Sunday Inspiration

Dandelion blowing in the wind.“If you want others to be happy, practice compassion. If you want to be happy, practice compassion.”

Dalai Lama

Treatment Options to Addiction

The devastating path to addiction begins when an individual tries an addictive substance for the first time. Over time, after continuous intake of the addictive substance, the individual looses the ability to choose whether or not to abuse the substance; this is known as substance addiction. Substance addiction is a traumatizing, complex brain illness characterized by an uncontrollable drug craving and a compulsive need to use drugs to function normally every day, despite the consequences. With more than 22 million people in the U.S. abusing addictive substances, only 2.6 million people actually receive the addiction treatments they need. That leaves 19.4 million people vulnerable for the catastrophic results of substance addiction.

No single addiction treatment works for everyone, but various effective treatment options are available that attend to an individual’s substance addiction, as well as other needs of the individual. Such treatments include:

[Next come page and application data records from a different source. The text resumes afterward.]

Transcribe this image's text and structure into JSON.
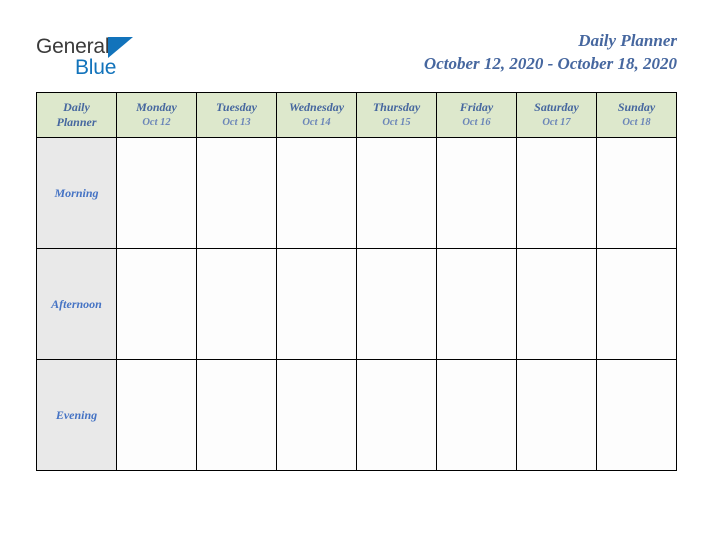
{
  "brand": {
    "name_part1": "General",
    "name_part2": "Blue",
    "triangle_icon": "triangle-icon",
    "accent_color": "#1273bb"
  },
  "header": {
    "title": "Daily Planner",
    "date_range": "October 12, 2020 - October 18, 2020",
    "title_color": "#46679f"
  },
  "table": {
    "corner": {
      "line1": "Daily",
      "line2": "Planner"
    },
    "header_bg": "#dde8cc",
    "row_label_bg": "#e9e9e9",
    "border_color": "#000000",
    "columns": [
      {
        "day": "Monday",
        "date": "Oct 12"
      },
      {
        "day": "Tuesday",
        "date": "Oct 13"
      },
      {
        "day": "Wednesday",
        "date": "Oct 14"
      },
      {
        "day": "Thursday",
        "date": "Oct 15"
      },
      {
        "day": "Friday",
        "date": "Oct 16"
      },
      {
        "day": "Saturday",
        "date": "Oct 17"
      },
      {
        "day": "Sunday",
        "date": "Oct 18"
      }
    ],
    "rows": [
      {
        "label": "Morning",
        "cells": [
          "",
          "",
          "",
          "",
          "",
          "",
          ""
        ]
      },
      {
        "label": "Afternoon",
        "cells": [
          "",
          "",
          "",
          "",
          "",
          "",
          ""
        ]
      },
      {
        "label": "Evening",
        "cells": [
          "",
          "",
          "",
          "",
          "",
          "",
          ""
        ]
      }
    ]
  }
}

1. Standard treatment programs:
• provide educational and therapy sessions generally focused on getting/staying sober and preventing relapse
• may include family and group sessions
• depending on the individual’s level of addiction, these programs may include residential or outpatient settings
2. Self-help groups:
• Patients can meet other individuals with the same or similar problems which often helps increase motivation
3. Counseling/Psychotherapy:
• One-on-one therapy sessions with a specialist
• Family therapy sessions with a specialist: provide higher chances of a positive outcome by having a strong support system
• Discussing topics such as coping with cravings, avoiding the substance and relapse, and dealing with possible relapses
• Counseling may also incorporate discussions about legal problems, relationships with family and/or friends, work, school and more
4. Withdrawal therapy:
• Detoxification: stop taking the addictive substance as quickly as possible
• Withdrawal therapy may involve gradually reducing the dose of the drug or temporarily substituting the substance with other substances that have less serious side effects
• May include inpatient or outpatient residential settings
5. Behavioral therapy:
• Gives patients the opportunity to change their attitudes and behaviors that relate to their substance abuse
• Helps patients further engage in their treatment process by recognizing situations in which they are most likely to abuse the addictive substance, and how to avoid and cope with those situations
• Addresses the variety of influences on their substance abuse
• Motivational incentives are used for positive reinforcement to promote abstinence from addictive substances
6. Medications:
• used to help restore normal brain function, prevent relapse and eliminate cravings for an addictive substance
• For example, methadone and buprenorphine are used to act on the same part of the brain that opiates such as heroin and morphine effect, in order to minimize withdrawal symptoms and relieve cravings
• Other medications such as Naltrexone are also used to relieve cravings as well as the effects of the addictive substance

A Place of Hope’s Center for Counseling and Health Resources provides help for those who seek addiction treatments for alcohol addiction, illicit substance abuse addiction, prescription drug addiction or issues relating to gambling, sedatives, steroids and more. Dr. Gregory Jantz and his team of addiction medical professionals, psychologists, nutritionists and fitness trainers help to address the physical, psychological and spiritual problems that are behind the symptoms. Please visit us online at A Place Of Hope For Addiction or call us on 1-888-379-3372.